**WORK ORDER**
Exactly as written, output each of the lines below, with no images.

============================================================

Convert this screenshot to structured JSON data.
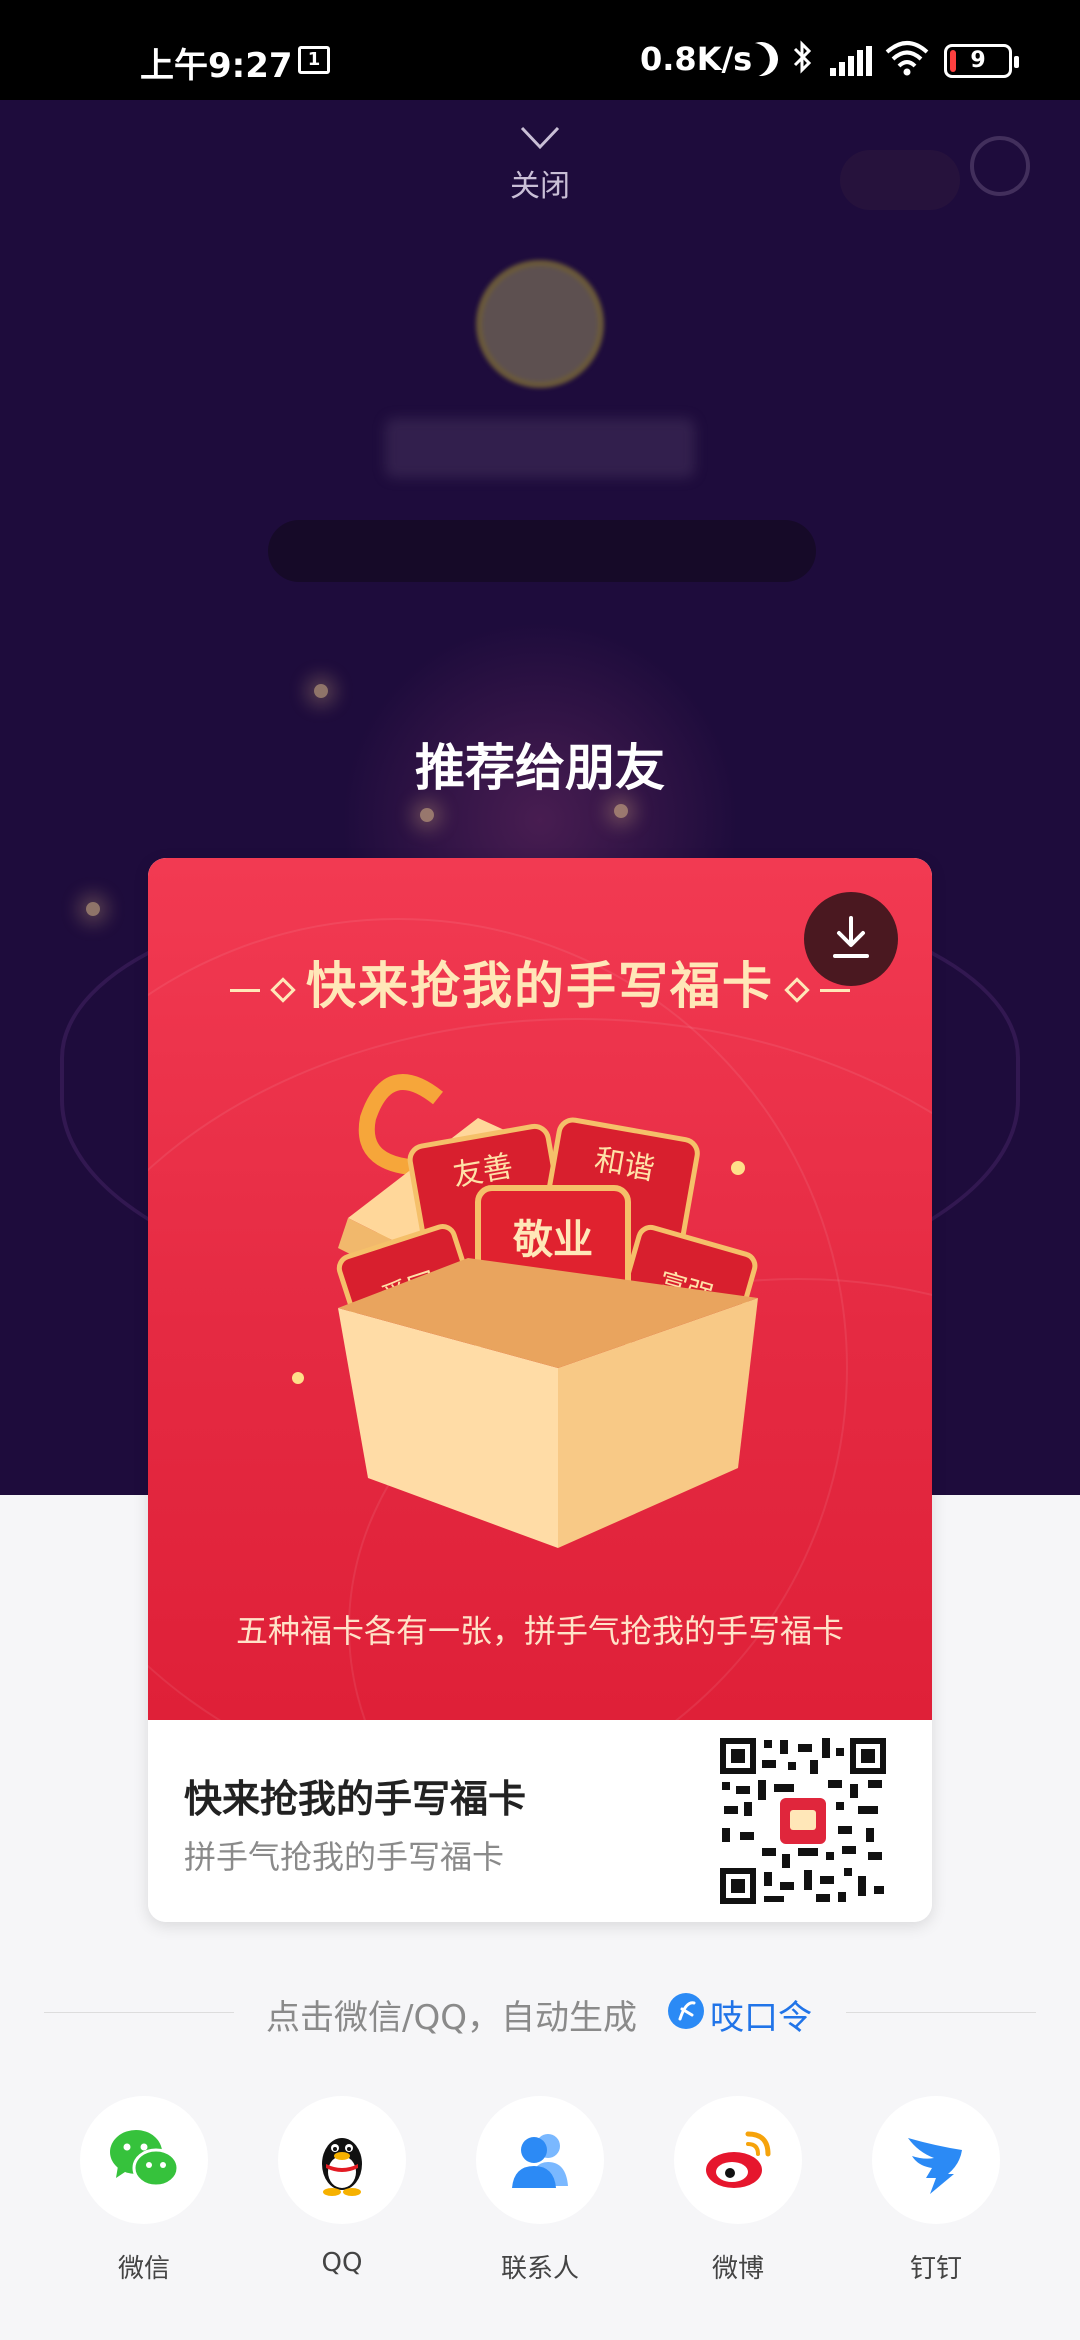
{
  "status_bar": {
    "time": "上午9:27",
    "sim": "1",
    "network_speed": "0.8K/s",
    "battery": "9"
  },
  "background": {
    "close_label": "关闭"
  },
  "share_sheet": {
    "title": "推荐给朋友",
    "card": {
      "headline": "快来抢我的手写福卡",
      "caption": "五种福卡各有一张，拼手气抢我的手写福卡",
      "gift_card_words": [
        "友善",
        "和谐",
        "爱国",
        "敬业",
        "富强"
      ],
      "footer_title": "快来抢我的手写福卡",
      "footer_subtitle": "拼手气抢我的手写福卡"
    },
    "hint_text": "点击微信/QQ，自动生成",
    "hint_link": "吱口令",
    "targets": [
      {
        "label": "微信",
        "icon": "wechat-icon"
      },
      {
        "label": "QQ",
        "icon": "qq-icon"
      },
      {
        "label": "联系人",
        "icon": "contacts-icon"
      },
      {
        "label": "微博",
        "icon": "weibo-icon"
      },
      {
        "label": "钉钉",
        "icon": "dingtalk-icon"
      }
    ]
  },
  "colors": {
    "poster_red": "#e52a42",
    "headline_gold": "#ffe7b8",
    "link_blue": "#2174e8",
    "overlay_purple": "#1e0c3c"
  }
}
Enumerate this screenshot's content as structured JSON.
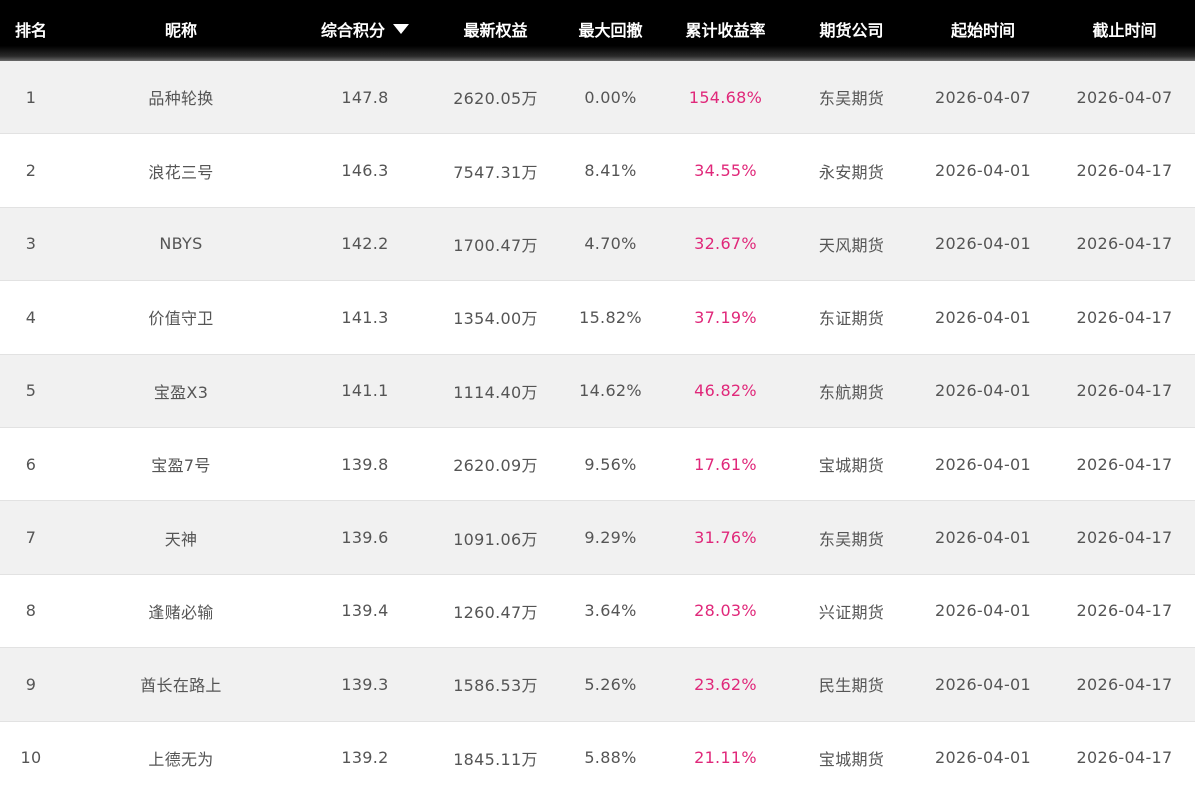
{
  "header": {
    "rank": "排名",
    "nickname": "昵称",
    "score": "综合积分",
    "equity": "最新权益",
    "drawdown": "最大回撤",
    "return": "累计收益率",
    "company": "期货公司",
    "start": "起始时间",
    "end": "截止时间"
  },
  "sort_indicator": "caret-down-icon",
  "colors": {
    "return_text": "#e0287a",
    "header_bg": "#000000"
  },
  "rows": [
    {
      "rank": "1",
      "nickname": "品种轮换",
      "score": "147.8",
      "equity": "2620.05万",
      "drawdown": "0.00%",
      "return": "154.68%",
      "company": "东吴期货",
      "start": "2026-04-07",
      "end": "2026-04-07"
    },
    {
      "rank": "2",
      "nickname": "浪花三号",
      "score": "146.3",
      "equity": "7547.31万",
      "drawdown": "8.41%",
      "return": "34.55%",
      "company": "永安期货",
      "start": "2026-04-01",
      "end": "2026-04-17"
    },
    {
      "rank": "3",
      "nickname": "NBYS",
      "score": "142.2",
      "equity": "1700.47万",
      "drawdown": "4.70%",
      "return": "32.67%",
      "company": "天风期货",
      "start": "2026-04-01",
      "end": "2026-04-17"
    },
    {
      "rank": "4",
      "nickname": "价值守卫",
      "score": "141.3",
      "equity": "1354.00万",
      "drawdown": "15.82%",
      "return": "37.19%",
      "company": "东证期货",
      "start": "2026-04-01",
      "end": "2026-04-17"
    },
    {
      "rank": "5",
      "nickname": "宝盈X3",
      "score": "141.1",
      "equity": "1114.40万",
      "drawdown": "14.62%",
      "return": "46.82%",
      "company": "东航期货",
      "start": "2026-04-01",
      "end": "2026-04-17"
    },
    {
      "rank": "6",
      "nickname": "宝盈7号",
      "score": "139.8",
      "equity": "2620.09万",
      "drawdown": "9.56%",
      "return": "17.61%",
      "company": "宝城期货",
      "start": "2026-04-01",
      "end": "2026-04-17"
    },
    {
      "rank": "7",
      "nickname": "天神",
      "score": "139.6",
      "equity": "1091.06万",
      "drawdown": "9.29%",
      "return": "31.76%",
      "company": "东吴期货",
      "start": "2026-04-01",
      "end": "2026-04-17"
    },
    {
      "rank": "8",
      "nickname": "逢赌必输",
      "score": "139.4",
      "equity": "1260.47万",
      "drawdown": "3.64%",
      "return": "28.03%",
      "company": "兴证期货",
      "start": "2026-04-01",
      "end": "2026-04-17"
    },
    {
      "rank": "9",
      "nickname": "酋长在路上",
      "score": "139.3",
      "equity": "1586.53万",
      "drawdown": "5.26%",
      "return": "23.62%",
      "company": "民生期货",
      "start": "2026-04-01",
      "end": "2026-04-17"
    },
    {
      "rank": "10",
      "nickname": "上德无为",
      "score": "139.2",
      "equity": "1845.11万",
      "drawdown": "5.88%",
      "return": "21.11%",
      "company": "宝城期货",
      "start": "2026-04-01",
      "end": "2026-04-17"
    }
  ]
}
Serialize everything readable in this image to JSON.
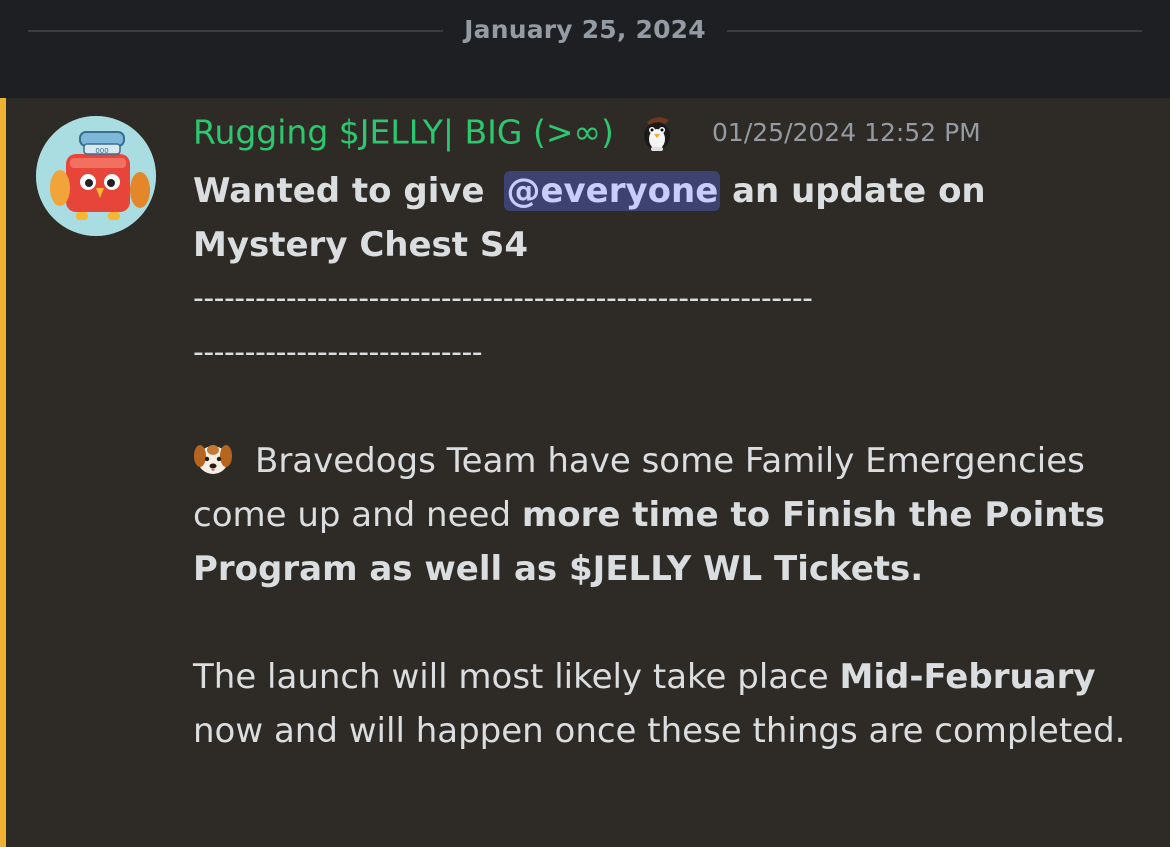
{
  "date_divider": {
    "text": "January 25, 2024"
  },
  "message": {
    "accent_color": "#f0b232",
    "author": {
      "name": "Rugging $JELLY| BIG (>∞)",
      "name_color": "#2dc770",
      "avatar_icon": "jelly-jar-avatar",
      "badge_icon": "penguin-badge-icon"
    },
    "timestamp": "01/25/2024 12:52 PM",
    "headline": {
      "before": "Wanted to give ",
      "mention": "@everyone",
      "after": " an update on Mystery Chest S4"
    },
    "separator_line_1": "------------------------------------------------------------",
    "separator_line_2": "----------------------------",
    "paragraph1": {
      "emoji_icon": "dog-face-icon",
      "text_normal": "Bravedogs Team have some Family Emergencies come up and need ",
      "text_bold": "more time to Finish the Points Program as well as $JELLY WL Tickets."
    },
    "paragraph2": {
      "text_before": "The launch will most likely take place ",
      "text_bold": "Mid-February",
      "text_after": " now and will happen once these things are completed."
    }
  }
}
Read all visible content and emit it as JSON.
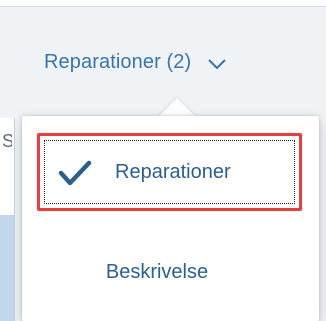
{
  "header": {
    "label": "Reparationer (2)",
    "dropdown_icon": "chevron-down-icon"
  },
  "menu": {
    "items": [
      {
        "label": "Reparationer",
        "selected": true,
        "icon": "check-icon"
      },
      {
        "label": "Beskrivelse",
        "selected": false
      }
    ]
  },
  "colors": {
    "accent": "#3a74a8",
    "item_text": "#2c5f8e",
    "selection_outline": "#e24040",
    "background": "#eff3f6"
  }
}
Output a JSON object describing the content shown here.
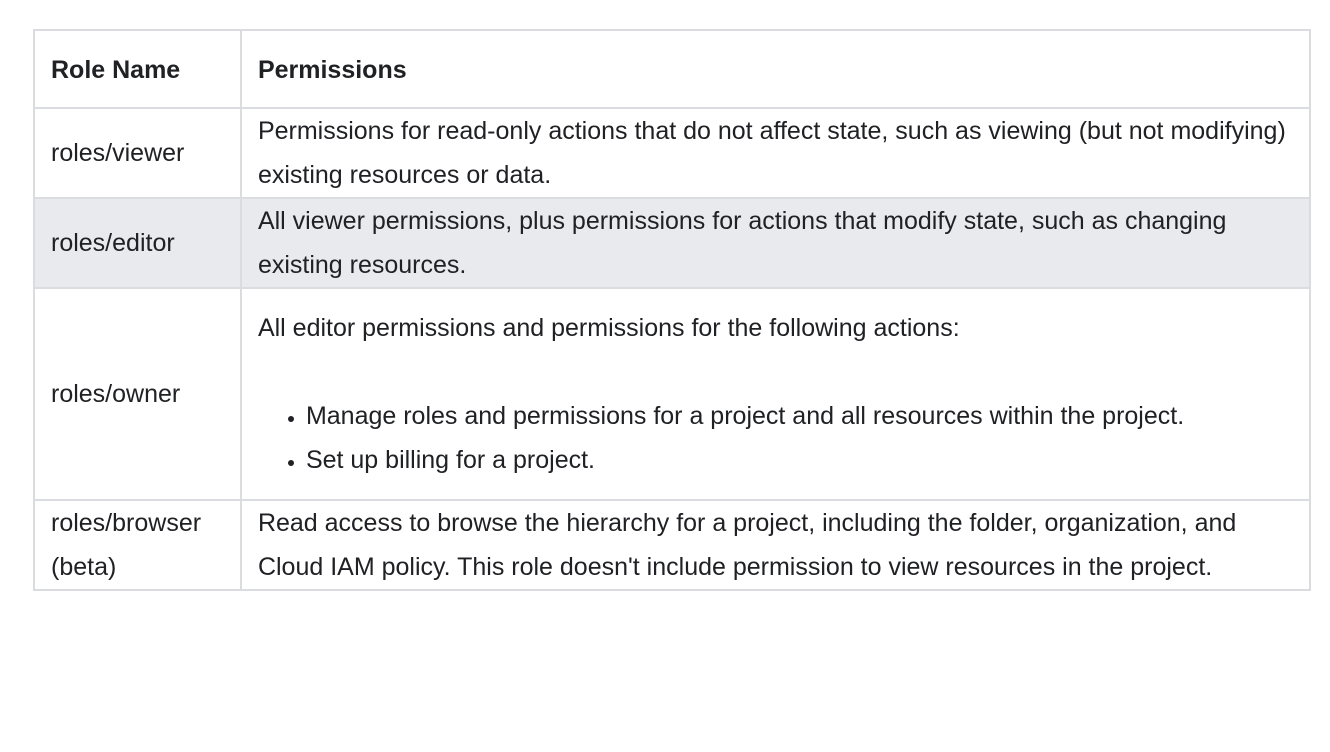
{
  "table": {
    "headers": {
      "role_name": "Role Name",
      "permissions": "Permissions"
    },
    "rows": [
      {
        "role": "roles/viewer",
        "description": "Permissions for read-only actions that do not affect state, such as viewing (but not modifying) existing resources or data."
      },
      {
        "role": "roles/editor",
        "description": "All viewer permissions, plus permissions for actions that modify state, such as changing existing resources."
      },
      {
        "role": "roles/owner",
        "description": "All editor permissions and permissions for the following actions:",
        "bullets": [
          "Manage roles and permissions for a project and all resources within the project.",
          "Set up billing for a project."
        ]
      },
      {
        "role": "roles/browser (beta)",
        "description": "Read access to browse the hierarchy for a project, including the folder, organization, and Cloud IAM policy. This role doesn't include permission to view resources in the project."
      }
    ]
  },
  "colors": {
    "border": "#dadce0",
    "shaded_row": "#e8eaed",
    "text": "#202124"
  }
}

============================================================

**YOUR RESPONSE**
Convert this screenshot to structured JSON data.
{
  "status_bar": {
    "time": "上午9:27",
    "sim": "1",
    "network_speed": "0.8K/s",
    "battery": "9"
  },
  "background": {
    "close_label": "关闭"
  },
  "share_sheet": {
    "title": "推荐给朋友",
    "card": {
      "headline": "快来抢我的手写福卡",
      "caption": "五种福卡各有一张，拼手气抢我的手写福卡",
      "gift_card_words": [
        "友善",
        "和谐",
        "爱国",
        "敬业",
        "富强"
      ],
      "footer_title": "快来抢我的手写福卡",
      "footer_subtitle": "拼手气抢我的手写福卡"
    },
    "hint_text": "点击微信/QQ，自动生成",
    "hint_link": "吱口令",
    "targets": [
      {
        "label": "微信",
        "icon": "wechat-icon"
      },
      {
        "label": "QQ",
        "icon": "qq-icon"
      },
      {
        "label": "联系人",
        "icon": "contacts-icon"
      },
      {
        "label": "微博",
        "icon": "weibo-icon"
      },
      {
        "label": "钉钉",
        "icon": "dingtalk-icon"
      }
    ]
  },
  "colors": {
    "poster_red": "#e52a42",
    "headline_gold": "#ffe7b8",
    "link_blue": "#2174e8",
    "overlay_purple": "#1e0c3c"
  }
}
Enumerate this screenshot's content as structured JSON.
{
  "header": {
    "rank": "排名",
    "nickname": "昵称",
    "score": "综合积分",
    "equity": "最新权益",
    "drawdown": "最大回撤",
    "return": "累计收益率",
    "company": "期货公司",
    "start": "起始时间",
    "end": "截止时间"
  },
  "sort_indicator": "caret-down-icon",
  "colors": {
    "return_text": "#e0287a",
    "header_bg": "#000000"
  },
  "rows": [
    {
      "rank": "1",
      "nickname": "品种轮换",
      "score": "147.8",
      "equity": "2620.05万",
      "drawdown": "0.00%",
      "return": "154.68%",
      "company": "东吴期货",
      "start": "2026-04-07",
      "end": "2026-04-07"
    },
    {
      "rank": "2",
      "nickname": "浪花三号",
      "score": "146.3",
      "equity": "7547.31万",
      "drawdown": "8.41%",
      "return": "34.55%",
      "company": "永安期货",
      "start": "2026-04-01",
      "end": "2026-04-17"
    },
    {
      "rank": "3",
      "nickname": "NBYS",
      "score": "142.2",
      "equity": "1700.47万",
      "drawdown": "4.70%",
      "return": "32.67%",
      "company": "天风期货",
      "start": "2026-04-01",
      "end": "2026-04-17"
    },
    {
      "rank": "4",
      "nickname": "价值守卫",
      "score": "141.3",
      "equity": "1354.00万",
      "drawdown": "15.82%",
      "return": "37.19%",
      "company": "东证期货",
      "start": "2026-04-01",
      "end": "2026-04-17"
    },
    {
      "rank": "5",
      "nickname": "宝盈X3",
      "score": "141.1",
      "equity": "1114.40万",
      "drawdown": "14.62%",
      "return": "46.82%",
      "company": "东航期货",
      "start": "2026-04-01",
      "end": "2026-04-17"
    },
    {
      "rank": "6",
      "nickname": "宝盈7号",
      "score": "139.8",
      "equity": "2620.09万",
      "drawdown": "9.56%",
      "return": "17.61%",
      "company": "宝城期货",
      "start": "2026-04-01",
      "end": "2026-04-17"
    },
    {
      "rank": "7",
      "nickname": "天神",
      "score": "139.6",
      "equity": "1091.06万",
      "drawdown": "9.29%",
      "return": "31.76%",
      "company": "东吴期货",
      "start": "2026-04-01",
      "end": "2026-04-17"
    },
    {
      "rank": "8",
      "nickname": "逢赌必输",
      "score": "139.4",
      "equity": "1260.47万",
      "drawdown": "3.64%",
      "return": "28.03%",
      "company": "兴证期货",
      "start": "2026-04-01",
      "end": "2026-04-17"
    },
    {
      "rank": "9",
      "nickname": "酋长在路上",
      "score": "139.3",
      "equity": "1586.53万",
      "drawdown": "5.26%",
      "return": "23.62%",
      "company": "民生期货",
      "start": "2026-04-01",
      "end": "2026-04-17"
    },
    {
      "rank": "10",
      "nickname": "上德无为",
      "score": "139.2",
      "equity": "1845.11万",
      "drawdown": "5.88%",
      "return": "21.11%",
      "company": "宝城期货",
      "start": "2026-04-01",
      "end": "2026-04-17"
    }
  ]
}
Serialize everything readable in this image to JSON.
{
  "date_divider": {
    "text": "January 25, 2024"
  },
  "message": {
    "accent_color": "#f0b232",
    "author": {
      "name": "Rugging $JELLY| BIG (>∞)",
      "name_color": "#2dc770",
      "avatar_icon": "jelly-jar-avatar",
      "badge_icon": "penguin-badge-icon"
    },
    "timestamp": "01/25/2024 12:52 PM",
    "headline": {
      "before": "Wanted to give ",
      "mention": "@everyone",
      "after": " an update on Mystery Chest S4"
    },
    "separator_line_1": "------------------------------------------------------------",
    "separator_line_2": "----------------------------",
    "paragraph1": {
      "emoji_icon": "dog-face-icon",
      "text_normal": "Bravedogs Team have some Family Emergencies come up and need ",
      "text_bold": "more time to Finish the Points Program as well as $JELLY WL Tickets."
    },
    "paragraph2": {
      "text_before": "The launch will most likely take place ",
      "text_bold": "Mid-February",
      "text_after": " now and will happen once these things are completed."
    }
  }
}
Read all visible content and emit it as JSON.
{
  "header": {
    "label": "Reparationer (2)",
    "dropdown_icon": "chevron-down-icon"
  },
  "menu": {
    "items": [
      {
        "label": "Reparationer",
        "selected": true,
        "icon": "check-icon"
      },
      {
        "label": "Beskrivelse",
        "selected": false
      }
    ]
  },
  "colors": {
    "accent": "#3a74a8",
    "item_text": "#2c5f8e",
    "selection_outline": "#e24040",
    "background": "#eff3f6"
  }
}
Output a JSON object describing the content shown here.
{
  "table": {
    "headers": {
      "role_name": "Role Name",
      "permissions": "Permissions"
    },
    "rows": [
      {
        "role": "roles/viewer",
        "description": "Permissions for read-only actions that do not affect state, such as viewing (but not modifying) existing resources or data."
      },
      {
        "role": "roles/editor",
        "description": "All viewer permissions, plus permissions for actions that modify state, such as changing existing resources."
      },
      {
        "role": "roles/owner",
        "description": "All editor permissions and permissions for the following actions:",
        "bullets": [
          "Manage roles and permissions for a project and all resources within the project.",
          "Set up billing for a project."
        ]
      },
      {
        "role": "roles/browser (beta)",
        "description": "Read access to browse the hierarchy for a project, including the folder, organization, and Cloud IAM policy. This role doesn't include permission to view resources in the project."
      }
    ]
  },
  "colors": {
    "border": "#dadce0",
    "shaded_row": "#e8eaed",
    "text": "#202124"
  }
}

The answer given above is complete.